-- Records supplied follows --

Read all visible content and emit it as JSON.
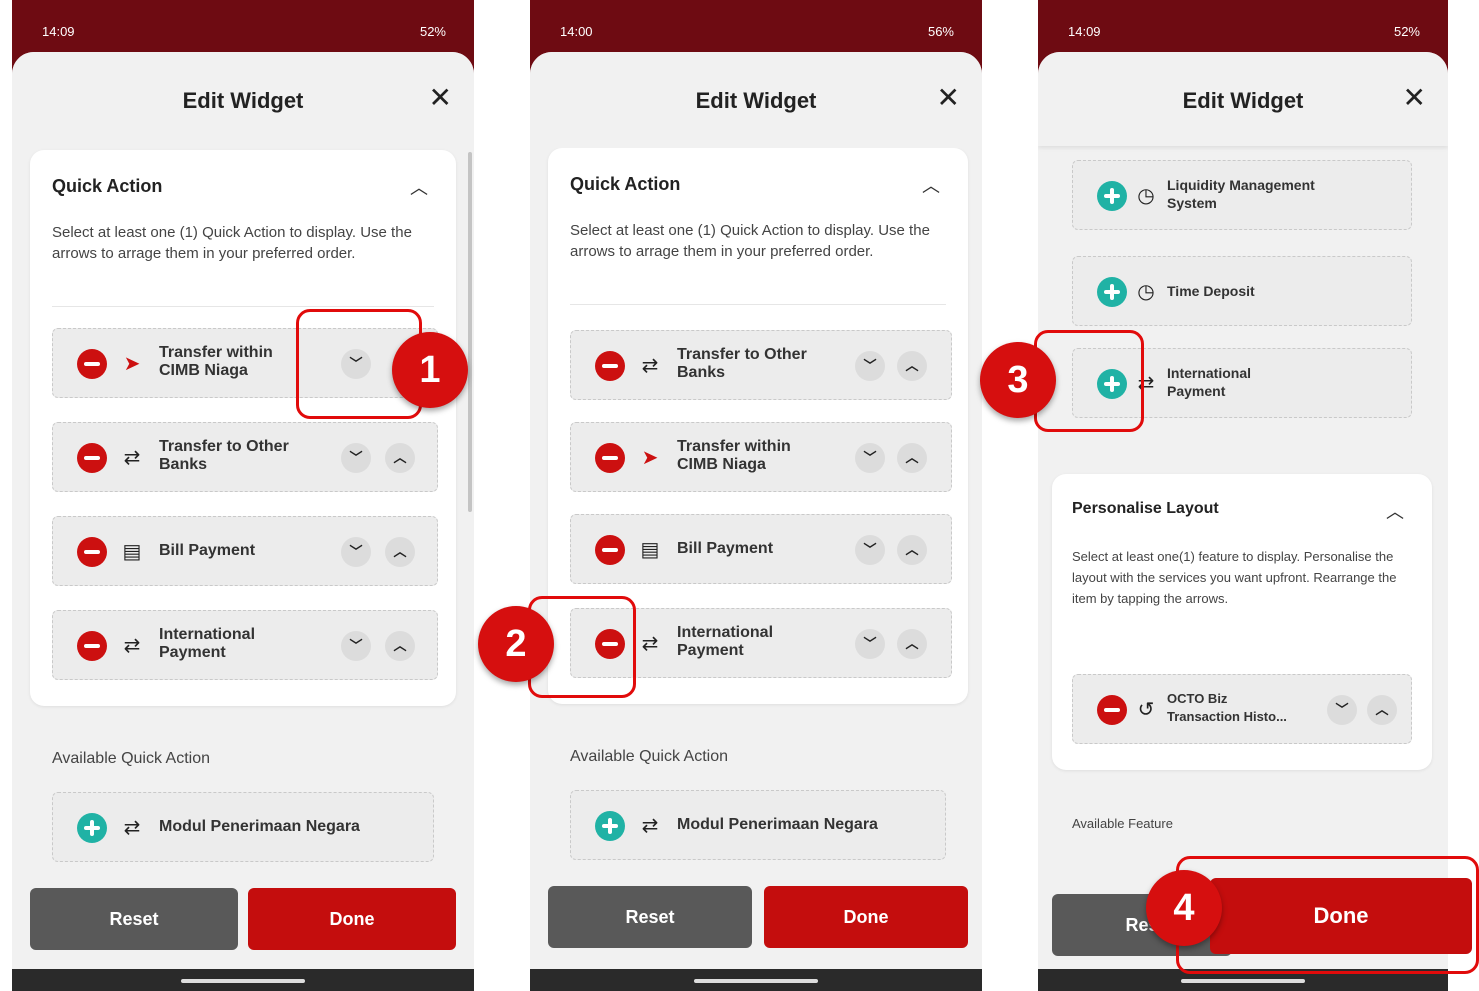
{
  "brand_colors": {
    "red": "#c40d0d",
    "teal": "#20b2a5",
    "header": "#6e0b12"
  },
  "screens": [
    {
      "status_time": "14:09",
      "status_right": "52%",
      "title": "Edit Widget",
      "section_title": "Quick Action",
      "description": "Select at least one (1) Quick Action to display. Use the arrows to arrage them in your preferred order.",
      "selected_items": [
        {
          "line1": "Transfer within",
          "line2": "CIMB Niaga",
          "icon": "chevron-right-icon"
        },
        {
          "line1": "Transfer to Other",
          "line2": "Banks",
          "icon": "transfer-arrows-icon"
        },
        {
          "line1": "Bill Payment",
          "line2": "",
          "icon": "bill-icon"
        },
        {
          "line1": "International",
          "line2": "Payment",
          "icon": "transfer-arrows-icon"
        }
      ],
      "available_title": "Available Quick Action",
      "available_items": [
        {
          "label": "Modul Penerimaan Negara",
          "icon": "transfer-arrows-icon"
        }
      ],
      "reset_label": "Reset",
      "done_label": "Done",
      "step": "1"
    },
    {
      "status_time": "14:00",
      "status_right": "56%",
      "title": "Edit Widget",
      "section_title": "Quick Action",
      "description": "Select at least one (1) Quick Action to display. Use the arrows to arrage them in your preferred order.",
      "selected_items": [
        {
          "line1": "Transfer to Other",
          "line2": "Banks",
          "icon": "transfer-arrows-icon"
        },
        {
          "line1": "Transfer within",
          "line2": "CIMB Niaga",
          "icon": "chevron-right-icon"
        },
        {
          "line1": "Bill Payment",
          "line2": "",
          "icon": "bill-icon"
        },
        {
          "line1": "International",
          "line2": "Payment",
          "icon": "transfer-arrows-icon"
        }
      ],
      "available_title": "Available Quick Action",
      "available_items": [
        {
          "label": "Modul Penerimaan Negara",
          "icon": "transfer-arrows-icon"
        }
      ],
      "reset_label": "Reset",
      "done_label": "Done",
      "step": "2"
    },
    {
      "status_time": "14:09",
      "status_right": "52%",
      "title": "Edit Widget",
      "available_qa_items": [
        {
          "line1": "Liquidity Management",
          "line2": "System",
          "icon": "clock-icon"
        },
        {
          "line1": "Time Deposit",
          "line2": "",
          "icon": "clock-icon"
        },
        {
          "line1": "International",
          "line2": "Payment",
          "icon": "transfer-arrows-icon"
        }
      ],
      "section_title": "Personalise Layout",
      "description": "Select at least one(1) feature to display. Personalise the layout with the services you want upfront. Rearrange the item by tapping the arrows.",
      "layout_items": [
        {
          "line1": "OCTO Biz",
          "line2": "Transaction Histo...",
          "icon": "history-icon"
        }
      ],
      "available_title": "Available Feature",
      "reset_label": "Res",
      "done_label": "Done",
      "step3": "3",
      "step4": "4"
    }
  ]
}
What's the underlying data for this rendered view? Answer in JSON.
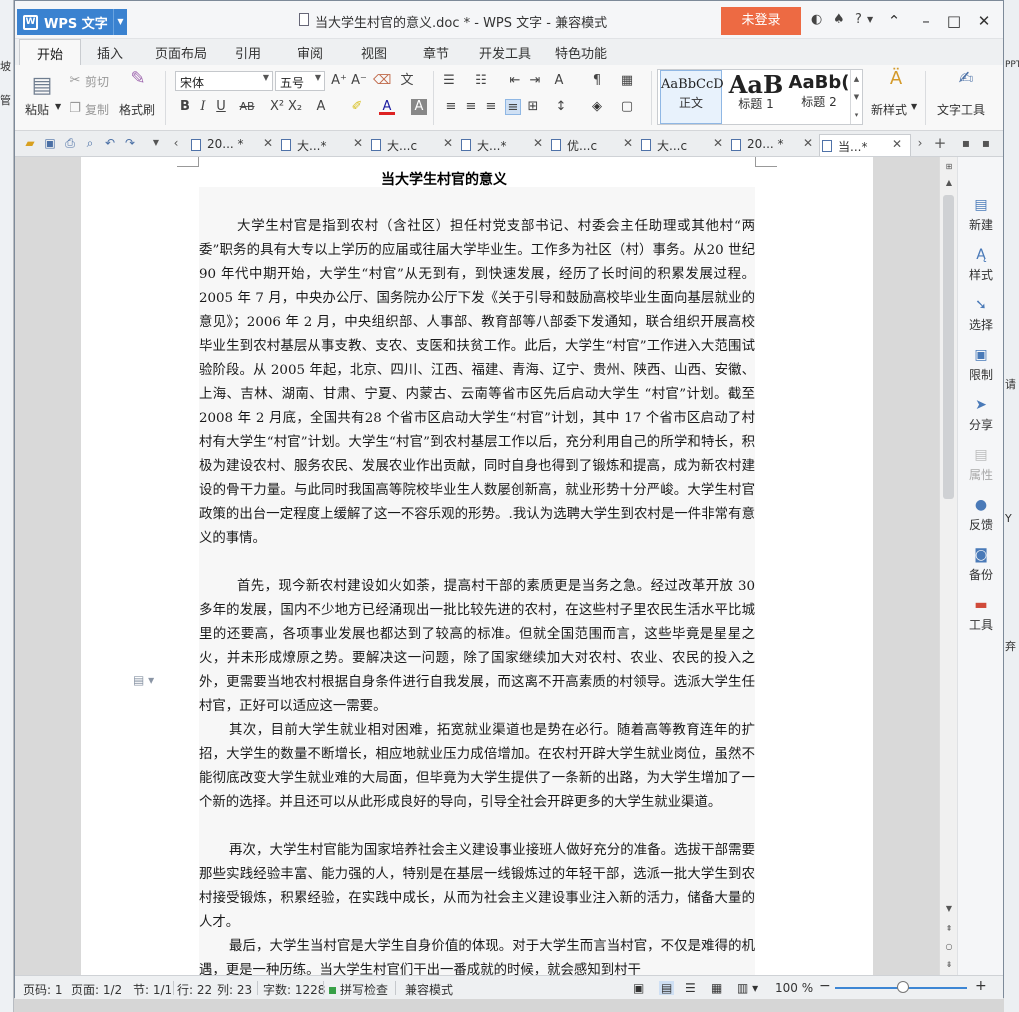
{
  "app": {
    "name": "WPS 文字",
    "window_title": "当大学生村官的意义.doc * - WPS 文字 - 兼容模式",
    "login_label": "未登录",
    "help_label": "?"
  },
  "desktop": {
    "left_labels": [
      "坡",
      "管"
    ],
    "right_labels": [
      "PPT",
      "请",
      "Y",
      "弃"
    ]
  },
  "menu_tabs": [
    "开始",
    "插入",
    "页面布局",
    "引用",
    "审阅",
    "视图",
    "章节",
    "开发工具",
    "特色功能"
  ],
  "ribbon": {
    "paste": "粘贴",
    "cut": "剪切",
    "copy": "复制",
    "format_painter": "格式刷",
    "font_name": "宋体",
    "font_size": "五号",
    "styles": [
      {
        "sample": "AaBbCcD",
        "label": "正文"
      },
      {
        "sample": "AaB",
        "label": "标题 1"
      },
      {
        "sample": "AaBb(",
        "label": "标题 2"
      }
    ],
    "new_style": "新样式",
    "text_tools": "文字工具"
  },
  "doc_tabs": [
    "20... *",
    "大...*",
    "大...c",
    "大...*",
    "优...c",
    "大...c",
    "20... *",
    "当...*"
  ],
  "document": {
    "title": "当大学生村官的意义",
    "paragraphs": [
      "大学生村官是指到农村（含社区）担任村党支部书记、村委会主任助理或其他村“两委”职务的具有大专以上学历的应届或往届大学毕业生。工作多为社区（村）事务。从20 世纪 90 年代中期开始，大学生“村官”从无到有，到快速发展，经历了长时间的积累发展过程。2005 年 7 月，中央办公厅、国务院办公厅下发《关于引导和鼓励高校毕业生面向基层就业的意见》；2006 年 2 月，中央组织部、人事部、教育部等八部委下发通知，联合组织开展高校毕业生到农村基层从事支教、支农、支医和扶贫工作。此后，大学生“村官”工作进入大范围试验阶段。从 2005 年起，北京、四川、江西、福建、青海、辽宁、贵州、陕西、山西、安徽、上海、吉林、湖南、甘肃、宁夏、内蒙古、云南等省市区先后启动大学生 “村官”计划。截至 2008 年 2 月底，全国共有28 个省市区启动大学生“村官”计划，其中 17 个省市区启动了村村有大学生“村官”计划。大学生“村官”到农村基层工作以后，充分利用自己的所学和特长，积极为建设农村、服务农民、发展农业作出贡献，同时自身也得到了锻炼和提高，成为新农村建设的骨干力量。与此同时我国高等院校毕业生人数屡创新高，就业形势十分严峻。大学生村官政策的出台一定程度上缓解了这一不容乐观的形势。.我认为选聘大学生到农村是一件非常有意义的事情。",
      "首先，现今新农村建设如火如荼，提高村干部的素质更是当务之急。经过改革开放 30 多年的发展，国内不少地方已经涌现出一批比较先进的农村，在这些村子里农民生活水平比城里的还要高，各项事业发展也都达到了较高的标准。但就全国范围而言，这些毕竟是星星之火，并未形成燎原之势。要解决这一问题，除了国家继续加大对农村、农业、农民的投入之外，更需要当地农村根据自身条件进行自我发展，而这离不开高素质的村领导。选派大学生任村官，正好可以适应这一需要。",
      "其次，目前大学生就业相对困难，拓宽就业渠道也是势在必行。随着高等教育连年的扩招，大学生的数量不断增长，相应地就业压力成倍增加。在农村开辟大学生就业岗位，虽然不能彻底改变大学生就业难的大局面，但毕竟为大学生提供了一条新的出路，为大学生增加了一个新的选择。并且还可以从此形成良好的导向，引导全社会开辟更多的大学生就业渠道。",
      "再次，大学生村官能为国家培养社会主义建设事业接班人做好充分的准备。选拔干部需要那些实践经验丰富、能力强的人，特别是在基层一线锻炼过的年轻干部，选派一批大学生到农村接受锻炼，积累经验，在实践中成长，从而为社会主义建设事业注入新的活力，储备大量的人才。",
      "最后，大学生当村官是大学生自身价值的体现。对于大学生而言当村官，不仅是难得的机遇，更是一种历练。当大学生村官们干出一番成就的时候，就会感知到村干"
    ]
  },
  "task_pane": [
    {
      "label": "新建",
      "icon": "new-doc-icon",
      "enabled": true
    },
    {
      "label": "样式",
      "icon": "style-icon",
      "enabled": true
    },
    {
      "label": "选择",
      "icon": "select-icon",
      "enabled": true
    },
    {
      "label": "限制",
      "icon": "restrict-icon",
      "enabled": true
    },
    {
      "label": "分享",
      "icon": "share-icon",
      "enabled": true
    },
    {
      "label": "属性",
      "icon": "properties-icon",
      "enabled": false
    },
    {
      "label": "反馈",
      "icon": "feedback-icon",
      "enabled": true
    },
    {
      "label": "备份",
      "icon": "backup-icon",
      "enabled": true
    },
    {
      "label": "工具",
      "icon": "toolbox-icon",
      "enabled": true
    }
  ],
  "status": {
    "page_code": "页码: 1",
    "pages": "页面: 1/2",
    "section": "节: 1/1",
    "row": "行: 22",
    "col": "列: 23",
    "word_count": "字数: 1228",
    "spell_check": "拼写检查",
    "mode": "兼容模式",
    "zoom": "100 %"
  },
  "colors": {
    "accent": "#3a82d0",
    "login": "#ed6a43"
  }
}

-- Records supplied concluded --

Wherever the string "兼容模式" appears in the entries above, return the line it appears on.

→ Written reply:
    "window_title": "当大学生村官的意义.doc * - WPS 文字 - 兼容模式",
    "mode": "兼容模式",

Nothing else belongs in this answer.